Yesterday evening’s Engineering Student Council meeting strayed away from controversial discussions or proposals, instead focusing on a group discussion apropos of the unnecessary burdens Columbia places on SEAS Computer Science majors. Executive VP for Student Life Piyushi Bishnoi, with support from Executive VP for Communication Anthony Kim, is heading an effort to demonstrate to the Administration just how serious of a situation this is to SEAS students.
Members of ESC pointed out how the CS department seems to have a deflated point attribution—while Art of Engineering is a 4 point class, Fundamentals of Computer Science only provides 3 points. 2017 Class Rep Harry Munroe plainly asked what the fundamental problems are with department, drawing VP Kim to explain how the CS department has issues with hiring professors to meet CS needs. The number of students in CS waxes and wanes over time, meaning careless hiring choices could hurt Columbia more than help it. Furthermore, some professors are “research professors” only allotted a class or two, unless Columbia CS wants to pay these professors premiums to teach a greater number of classes. 2018 Class President Aakanxit Khullar asked for clarification specifically on how seniors are not able to register for necessary classes in the department, which was explained as the specific tracks within the CS department varying in terms of the actual number of listed courses that are actually given. In other words, VP Bishnoi summed up, students don’t feel like they can actually fulfill the requirements for CS.
Besides this discussion, Executive Vice President for Finance Aida Lu gave an impromptu explanation of the current financial state of ESC. Three different funding committees met this past week, with the Presidents and Provost Fund allocating $14,000 this semester, mostly to arts groups—KCST received $2,500 for their productions of Rosencrantz and Guildenstern are Dead and Julius Caesar, CUBE received $1,295 for their Alice in Wonderland performance, and so on. The CIF spent about $10,000 of the $20,000 allocated, and will save the rest for next semester. It funded 6 of 10 groups which applied, including $2,667 for CU Voltage drums equipment, $1,096 for SHARP’s OA system, and $100 to the VSA for a banner. And, finally, a JCCC proposal to fund the Chess Club $786 had to be voted upon by ESC. The Chess Club is attending a tournament in New Orleans and, unlike our well funded spectator sports, actually punches way over its weight. ESC voted unanimously to fund what expenses they could, though they only provided a relative proportion of the $2,750 requested. Otherwise, JCCC gave Phi Iota Alpha $300 for an event and the Columbia Debate Society $300 for an upcoming college debate tournament.

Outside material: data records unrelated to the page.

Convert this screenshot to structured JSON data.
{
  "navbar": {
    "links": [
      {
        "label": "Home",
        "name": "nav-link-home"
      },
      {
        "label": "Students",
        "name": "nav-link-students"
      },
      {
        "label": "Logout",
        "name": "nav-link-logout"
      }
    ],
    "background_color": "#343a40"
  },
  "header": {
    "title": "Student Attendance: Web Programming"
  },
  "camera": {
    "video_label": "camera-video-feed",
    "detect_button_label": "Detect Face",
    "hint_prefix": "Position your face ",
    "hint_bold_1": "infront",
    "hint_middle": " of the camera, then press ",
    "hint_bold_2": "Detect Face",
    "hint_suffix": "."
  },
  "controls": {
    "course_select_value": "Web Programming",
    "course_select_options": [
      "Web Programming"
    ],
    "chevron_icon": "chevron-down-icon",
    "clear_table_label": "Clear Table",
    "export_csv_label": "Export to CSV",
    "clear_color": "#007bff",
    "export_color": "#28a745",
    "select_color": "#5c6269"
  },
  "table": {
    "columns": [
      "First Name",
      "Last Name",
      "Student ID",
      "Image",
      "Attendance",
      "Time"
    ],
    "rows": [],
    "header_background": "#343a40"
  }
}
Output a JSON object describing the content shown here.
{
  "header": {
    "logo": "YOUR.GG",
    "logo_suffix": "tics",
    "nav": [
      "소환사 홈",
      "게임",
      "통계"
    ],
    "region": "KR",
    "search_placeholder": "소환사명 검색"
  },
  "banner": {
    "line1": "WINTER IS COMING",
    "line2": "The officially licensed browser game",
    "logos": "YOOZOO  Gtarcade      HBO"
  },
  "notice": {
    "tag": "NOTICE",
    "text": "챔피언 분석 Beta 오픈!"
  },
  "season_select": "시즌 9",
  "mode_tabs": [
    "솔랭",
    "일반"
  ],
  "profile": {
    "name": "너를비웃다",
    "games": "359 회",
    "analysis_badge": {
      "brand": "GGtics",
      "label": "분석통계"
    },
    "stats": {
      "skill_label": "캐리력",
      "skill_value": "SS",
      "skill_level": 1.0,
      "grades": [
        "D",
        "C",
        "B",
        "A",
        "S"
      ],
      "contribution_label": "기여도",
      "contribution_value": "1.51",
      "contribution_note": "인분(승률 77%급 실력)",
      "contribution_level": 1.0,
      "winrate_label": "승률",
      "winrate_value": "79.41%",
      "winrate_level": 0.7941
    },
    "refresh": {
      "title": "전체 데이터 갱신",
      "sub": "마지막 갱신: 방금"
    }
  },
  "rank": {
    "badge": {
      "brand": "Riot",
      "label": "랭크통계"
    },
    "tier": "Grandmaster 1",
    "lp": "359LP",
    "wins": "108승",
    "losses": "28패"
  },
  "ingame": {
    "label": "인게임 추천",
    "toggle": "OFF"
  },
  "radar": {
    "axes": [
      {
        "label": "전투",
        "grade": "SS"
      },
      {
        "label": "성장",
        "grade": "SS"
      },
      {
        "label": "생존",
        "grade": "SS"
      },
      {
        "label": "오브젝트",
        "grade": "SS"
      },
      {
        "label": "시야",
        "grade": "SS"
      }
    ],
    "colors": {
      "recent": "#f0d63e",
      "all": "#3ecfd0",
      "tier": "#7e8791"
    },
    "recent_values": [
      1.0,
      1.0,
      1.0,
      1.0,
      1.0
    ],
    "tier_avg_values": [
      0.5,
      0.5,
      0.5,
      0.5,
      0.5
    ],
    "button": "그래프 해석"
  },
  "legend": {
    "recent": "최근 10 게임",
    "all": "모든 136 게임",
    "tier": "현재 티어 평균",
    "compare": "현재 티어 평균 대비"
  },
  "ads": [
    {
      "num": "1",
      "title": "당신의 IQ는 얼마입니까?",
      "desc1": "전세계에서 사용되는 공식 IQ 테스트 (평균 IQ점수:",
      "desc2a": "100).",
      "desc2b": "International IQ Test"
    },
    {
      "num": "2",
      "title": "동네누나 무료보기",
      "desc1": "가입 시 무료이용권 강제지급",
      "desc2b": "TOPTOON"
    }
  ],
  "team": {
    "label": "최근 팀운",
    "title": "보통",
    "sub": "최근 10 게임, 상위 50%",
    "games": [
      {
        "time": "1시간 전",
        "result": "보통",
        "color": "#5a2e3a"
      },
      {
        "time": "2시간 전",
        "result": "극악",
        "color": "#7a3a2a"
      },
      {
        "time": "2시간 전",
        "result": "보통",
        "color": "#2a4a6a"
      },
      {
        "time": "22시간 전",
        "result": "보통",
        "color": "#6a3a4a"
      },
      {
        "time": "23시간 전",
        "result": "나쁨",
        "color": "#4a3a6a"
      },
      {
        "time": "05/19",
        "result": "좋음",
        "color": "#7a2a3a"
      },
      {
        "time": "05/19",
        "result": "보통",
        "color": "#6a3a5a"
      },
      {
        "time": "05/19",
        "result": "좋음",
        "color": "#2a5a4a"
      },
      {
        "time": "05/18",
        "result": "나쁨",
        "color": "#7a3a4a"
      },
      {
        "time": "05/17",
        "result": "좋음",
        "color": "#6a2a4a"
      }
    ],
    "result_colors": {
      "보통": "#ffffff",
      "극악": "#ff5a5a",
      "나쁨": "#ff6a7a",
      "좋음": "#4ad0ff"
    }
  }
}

- Executive President Neha Jain recounted her meeting with Dean Brovman, SEAS Associate Dean of Undergraduate Student Affairs and Global Programs. There’s a working group currently determining what to do with the space above 501 NoCo. In response to Mudd’s “rat smell,” President Jain explained that this was apparently a “complex problem.” Finally, tampon and pad dispensers are being considered for new locations.
- VP Kim explained that the problems of ESC’s website relate to the host, not ESC. He entered a ticket for the website’s problems, but there’s nothing else he can do to improve ESC’s web infrastructure.
- University Senator Izzet Kebudi, SEAS 2019, reported that there’s a recommended resolution on making the Wednesday before Thanksgiving an academic holiday, though they didn’t vote on it for this year as professors vary in whether they allow students to take off Wednesday classes. Most likely the resolution will go to plenary and, starting next year, the Thanksgiving Wednesday will be a holiday.
- Campus Affairs Rep Benjamin Barton reported that he met with Dining Advisory about putting up nutritional facts in dining halls, which was denied by Columbia Psychological Services and Ask Alice and Columbia Health because “anorexia.” He further say that Dining wants to put a Ferris 2.0 in the emptied space in Uris Hall, but dining is “at the bottom of the totem pole” in the battle for Uris. Finally, Representative Barton claimed that real lox is coming back to John Jay, which might help to turn John Jay Dining Hall away from being a myopic and absolutely horrible place to eat.
Photo courtesy of Computer Science Degree Hub